◆ AIM OF THE EXERCISE ◆
Your task is to filter the entries and copy every line containing the string "display".

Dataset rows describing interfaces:
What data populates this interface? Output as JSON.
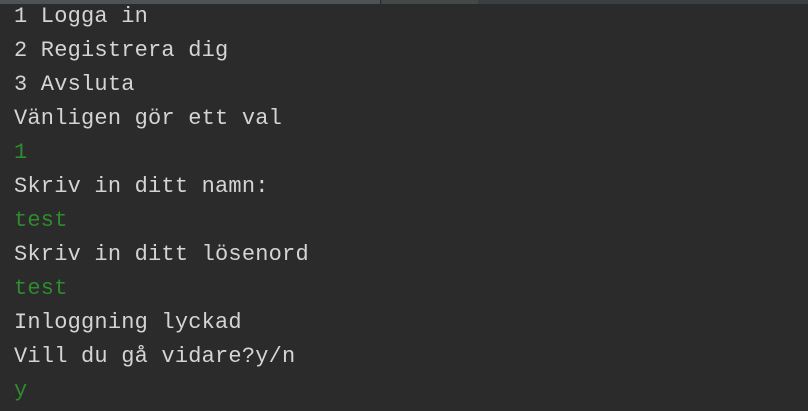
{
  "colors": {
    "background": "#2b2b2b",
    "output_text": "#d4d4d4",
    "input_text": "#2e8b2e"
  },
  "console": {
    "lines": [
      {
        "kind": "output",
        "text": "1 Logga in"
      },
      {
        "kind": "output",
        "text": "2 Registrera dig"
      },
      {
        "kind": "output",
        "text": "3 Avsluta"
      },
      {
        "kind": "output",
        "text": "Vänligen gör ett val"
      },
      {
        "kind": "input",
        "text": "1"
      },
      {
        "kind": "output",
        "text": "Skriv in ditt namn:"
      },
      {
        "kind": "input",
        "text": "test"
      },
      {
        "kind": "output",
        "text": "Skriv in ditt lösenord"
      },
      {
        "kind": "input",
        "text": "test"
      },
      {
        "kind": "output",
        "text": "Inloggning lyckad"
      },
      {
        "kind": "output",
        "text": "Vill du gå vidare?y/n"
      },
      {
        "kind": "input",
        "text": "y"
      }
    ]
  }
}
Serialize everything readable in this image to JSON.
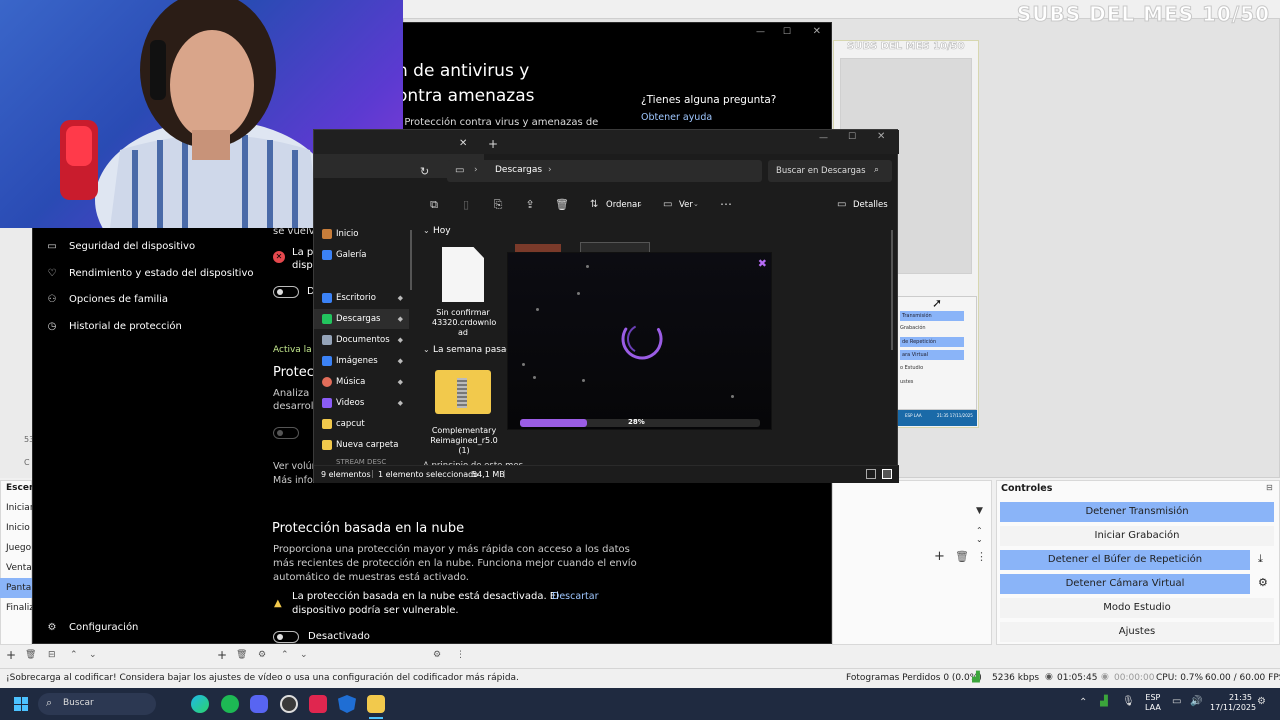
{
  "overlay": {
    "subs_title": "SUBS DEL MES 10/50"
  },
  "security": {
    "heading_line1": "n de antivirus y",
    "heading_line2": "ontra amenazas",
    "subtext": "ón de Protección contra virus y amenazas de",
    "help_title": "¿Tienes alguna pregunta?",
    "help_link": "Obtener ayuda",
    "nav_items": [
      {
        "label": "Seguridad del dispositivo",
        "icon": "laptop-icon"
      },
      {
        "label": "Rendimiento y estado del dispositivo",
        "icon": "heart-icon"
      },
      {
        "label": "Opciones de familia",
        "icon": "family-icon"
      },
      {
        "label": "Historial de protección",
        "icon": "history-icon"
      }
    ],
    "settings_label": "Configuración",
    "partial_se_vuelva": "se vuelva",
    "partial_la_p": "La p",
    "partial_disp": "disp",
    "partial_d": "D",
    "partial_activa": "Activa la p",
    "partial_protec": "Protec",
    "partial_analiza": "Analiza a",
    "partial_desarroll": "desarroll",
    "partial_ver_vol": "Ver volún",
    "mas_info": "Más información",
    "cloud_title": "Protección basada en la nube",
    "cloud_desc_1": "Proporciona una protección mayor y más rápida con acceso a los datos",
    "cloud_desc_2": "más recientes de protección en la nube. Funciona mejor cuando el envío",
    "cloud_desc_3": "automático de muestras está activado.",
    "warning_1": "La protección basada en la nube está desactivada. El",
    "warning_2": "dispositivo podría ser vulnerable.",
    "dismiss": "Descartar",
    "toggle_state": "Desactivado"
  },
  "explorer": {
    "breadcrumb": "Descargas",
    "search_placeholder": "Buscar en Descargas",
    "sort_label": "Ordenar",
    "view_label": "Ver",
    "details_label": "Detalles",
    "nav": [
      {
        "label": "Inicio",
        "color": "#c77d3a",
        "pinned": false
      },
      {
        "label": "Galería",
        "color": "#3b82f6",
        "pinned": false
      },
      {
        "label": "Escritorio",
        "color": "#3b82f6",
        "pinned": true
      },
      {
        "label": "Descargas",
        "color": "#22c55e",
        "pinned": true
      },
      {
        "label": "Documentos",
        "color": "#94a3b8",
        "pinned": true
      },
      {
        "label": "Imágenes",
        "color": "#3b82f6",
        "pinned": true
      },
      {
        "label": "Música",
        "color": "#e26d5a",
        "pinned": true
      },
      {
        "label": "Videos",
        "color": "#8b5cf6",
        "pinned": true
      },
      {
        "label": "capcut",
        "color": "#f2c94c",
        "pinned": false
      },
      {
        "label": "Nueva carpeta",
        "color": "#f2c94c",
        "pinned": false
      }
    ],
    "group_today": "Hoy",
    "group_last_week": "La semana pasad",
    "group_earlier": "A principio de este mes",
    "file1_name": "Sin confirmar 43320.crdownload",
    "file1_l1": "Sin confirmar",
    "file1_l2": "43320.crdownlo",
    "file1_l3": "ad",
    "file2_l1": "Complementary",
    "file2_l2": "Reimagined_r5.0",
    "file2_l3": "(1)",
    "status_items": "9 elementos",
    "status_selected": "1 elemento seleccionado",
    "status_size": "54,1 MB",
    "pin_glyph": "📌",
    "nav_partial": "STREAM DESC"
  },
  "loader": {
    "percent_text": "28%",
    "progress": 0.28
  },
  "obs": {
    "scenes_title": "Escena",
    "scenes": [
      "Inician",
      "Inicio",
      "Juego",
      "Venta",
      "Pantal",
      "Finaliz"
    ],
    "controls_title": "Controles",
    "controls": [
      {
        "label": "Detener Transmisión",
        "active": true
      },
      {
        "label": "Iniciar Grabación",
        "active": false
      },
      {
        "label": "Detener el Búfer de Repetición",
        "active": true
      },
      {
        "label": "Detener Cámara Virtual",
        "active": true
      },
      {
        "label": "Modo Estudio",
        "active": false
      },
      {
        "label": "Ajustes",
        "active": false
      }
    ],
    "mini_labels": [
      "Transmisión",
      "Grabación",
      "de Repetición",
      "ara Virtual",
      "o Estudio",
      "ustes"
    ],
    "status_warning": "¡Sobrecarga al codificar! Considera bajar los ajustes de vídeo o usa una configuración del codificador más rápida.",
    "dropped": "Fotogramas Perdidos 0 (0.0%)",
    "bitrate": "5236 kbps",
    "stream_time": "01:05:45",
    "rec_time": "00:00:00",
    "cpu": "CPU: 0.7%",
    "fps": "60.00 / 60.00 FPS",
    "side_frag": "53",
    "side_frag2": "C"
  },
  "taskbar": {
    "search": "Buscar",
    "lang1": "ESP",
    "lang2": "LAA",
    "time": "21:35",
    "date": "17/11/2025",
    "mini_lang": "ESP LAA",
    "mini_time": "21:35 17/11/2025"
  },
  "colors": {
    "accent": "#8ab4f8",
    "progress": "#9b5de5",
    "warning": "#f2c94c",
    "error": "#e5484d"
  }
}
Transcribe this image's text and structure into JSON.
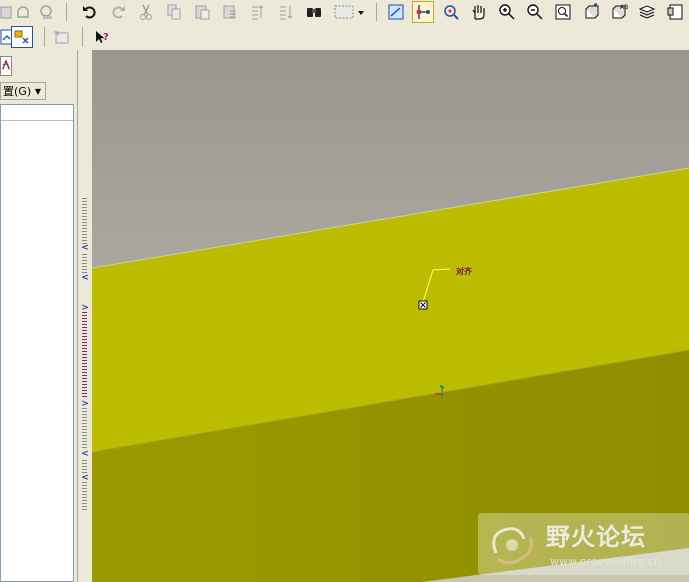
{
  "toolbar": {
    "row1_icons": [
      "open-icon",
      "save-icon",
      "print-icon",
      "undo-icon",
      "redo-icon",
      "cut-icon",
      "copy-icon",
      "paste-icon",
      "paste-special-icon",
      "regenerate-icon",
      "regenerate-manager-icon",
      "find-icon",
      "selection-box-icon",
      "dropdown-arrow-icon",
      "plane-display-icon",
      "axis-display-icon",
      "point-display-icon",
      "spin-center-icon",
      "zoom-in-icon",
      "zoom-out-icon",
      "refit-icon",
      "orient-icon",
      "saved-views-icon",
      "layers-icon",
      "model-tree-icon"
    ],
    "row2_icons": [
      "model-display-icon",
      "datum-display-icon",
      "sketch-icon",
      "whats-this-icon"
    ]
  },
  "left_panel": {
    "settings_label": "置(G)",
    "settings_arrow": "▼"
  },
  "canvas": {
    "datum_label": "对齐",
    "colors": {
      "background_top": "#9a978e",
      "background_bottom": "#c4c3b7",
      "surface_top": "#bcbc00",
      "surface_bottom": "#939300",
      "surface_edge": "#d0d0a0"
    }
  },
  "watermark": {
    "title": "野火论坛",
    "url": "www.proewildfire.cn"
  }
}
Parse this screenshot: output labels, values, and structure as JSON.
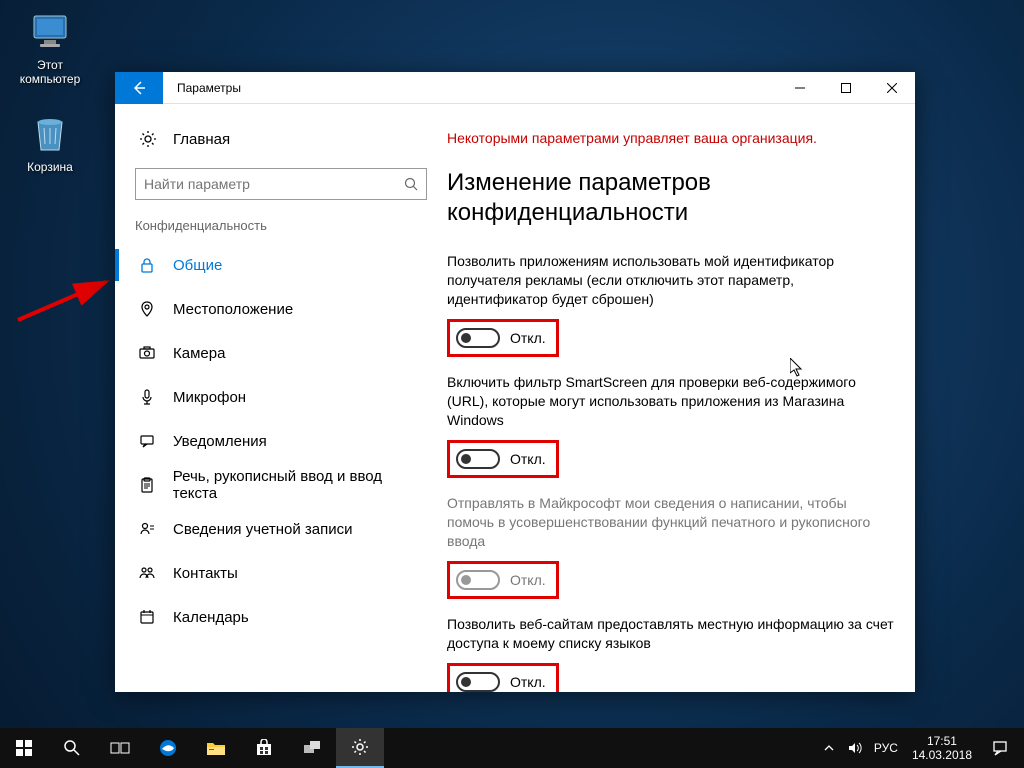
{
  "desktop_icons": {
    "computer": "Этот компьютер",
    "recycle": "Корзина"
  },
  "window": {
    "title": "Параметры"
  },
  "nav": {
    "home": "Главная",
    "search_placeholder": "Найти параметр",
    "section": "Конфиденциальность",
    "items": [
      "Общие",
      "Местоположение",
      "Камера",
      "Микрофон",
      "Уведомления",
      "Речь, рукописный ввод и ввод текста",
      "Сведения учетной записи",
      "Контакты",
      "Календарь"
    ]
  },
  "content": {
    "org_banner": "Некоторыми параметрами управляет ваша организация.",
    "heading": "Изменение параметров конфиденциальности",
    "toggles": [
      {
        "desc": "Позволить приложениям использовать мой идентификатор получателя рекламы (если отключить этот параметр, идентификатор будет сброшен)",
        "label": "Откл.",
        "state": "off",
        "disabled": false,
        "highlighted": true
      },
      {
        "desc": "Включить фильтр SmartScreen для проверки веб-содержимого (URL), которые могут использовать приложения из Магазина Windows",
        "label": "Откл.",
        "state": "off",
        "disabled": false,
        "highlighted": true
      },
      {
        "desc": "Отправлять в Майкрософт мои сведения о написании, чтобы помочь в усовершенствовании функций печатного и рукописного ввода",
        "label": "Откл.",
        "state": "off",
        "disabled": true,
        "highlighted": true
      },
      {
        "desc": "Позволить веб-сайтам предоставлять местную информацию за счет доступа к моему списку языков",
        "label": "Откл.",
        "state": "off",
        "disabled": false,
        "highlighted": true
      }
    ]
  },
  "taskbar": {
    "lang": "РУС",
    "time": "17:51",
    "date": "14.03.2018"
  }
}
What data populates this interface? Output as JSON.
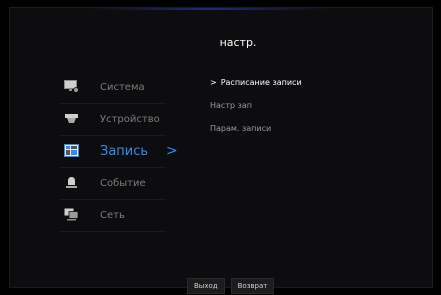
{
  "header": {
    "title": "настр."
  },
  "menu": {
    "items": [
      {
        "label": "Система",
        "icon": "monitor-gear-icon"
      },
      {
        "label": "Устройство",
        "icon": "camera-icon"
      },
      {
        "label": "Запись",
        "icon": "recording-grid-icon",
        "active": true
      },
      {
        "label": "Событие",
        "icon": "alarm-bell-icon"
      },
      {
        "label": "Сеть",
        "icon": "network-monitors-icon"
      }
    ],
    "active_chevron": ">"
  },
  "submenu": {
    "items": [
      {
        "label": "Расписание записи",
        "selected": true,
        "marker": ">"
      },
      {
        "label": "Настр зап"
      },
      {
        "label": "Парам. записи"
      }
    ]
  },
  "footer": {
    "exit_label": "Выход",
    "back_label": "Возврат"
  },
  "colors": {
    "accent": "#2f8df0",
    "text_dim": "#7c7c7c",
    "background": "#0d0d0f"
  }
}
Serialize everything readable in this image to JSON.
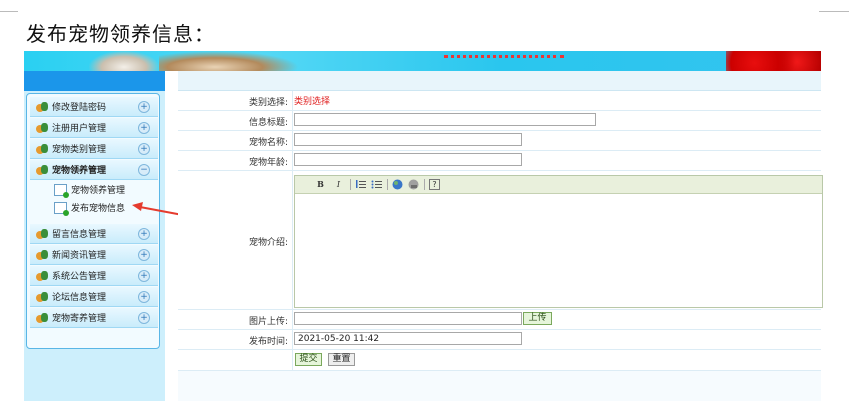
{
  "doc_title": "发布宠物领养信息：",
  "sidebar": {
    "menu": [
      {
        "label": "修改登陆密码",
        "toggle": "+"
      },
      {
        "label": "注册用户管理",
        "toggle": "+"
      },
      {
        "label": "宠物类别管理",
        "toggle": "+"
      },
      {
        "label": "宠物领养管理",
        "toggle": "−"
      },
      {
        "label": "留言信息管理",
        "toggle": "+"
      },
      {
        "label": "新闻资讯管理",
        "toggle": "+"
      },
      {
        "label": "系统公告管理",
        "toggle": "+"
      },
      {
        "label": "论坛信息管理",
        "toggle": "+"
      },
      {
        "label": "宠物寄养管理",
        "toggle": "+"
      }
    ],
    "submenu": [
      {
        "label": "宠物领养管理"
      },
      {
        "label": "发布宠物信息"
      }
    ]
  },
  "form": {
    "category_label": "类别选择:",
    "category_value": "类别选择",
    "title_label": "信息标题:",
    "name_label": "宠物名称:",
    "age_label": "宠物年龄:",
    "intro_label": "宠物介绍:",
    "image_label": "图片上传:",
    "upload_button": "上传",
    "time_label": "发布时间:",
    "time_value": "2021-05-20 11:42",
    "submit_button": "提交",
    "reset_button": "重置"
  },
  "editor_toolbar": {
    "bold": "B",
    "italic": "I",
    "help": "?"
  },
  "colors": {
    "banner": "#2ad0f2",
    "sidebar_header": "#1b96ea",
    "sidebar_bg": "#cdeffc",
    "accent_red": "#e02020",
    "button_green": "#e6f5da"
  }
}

◆ TASK OUTPUT ◆
      "plane-display-icon",
      "axis-display-icon",
      "point-display-icon",
      "model-display-icon",
      "datum-display-icon",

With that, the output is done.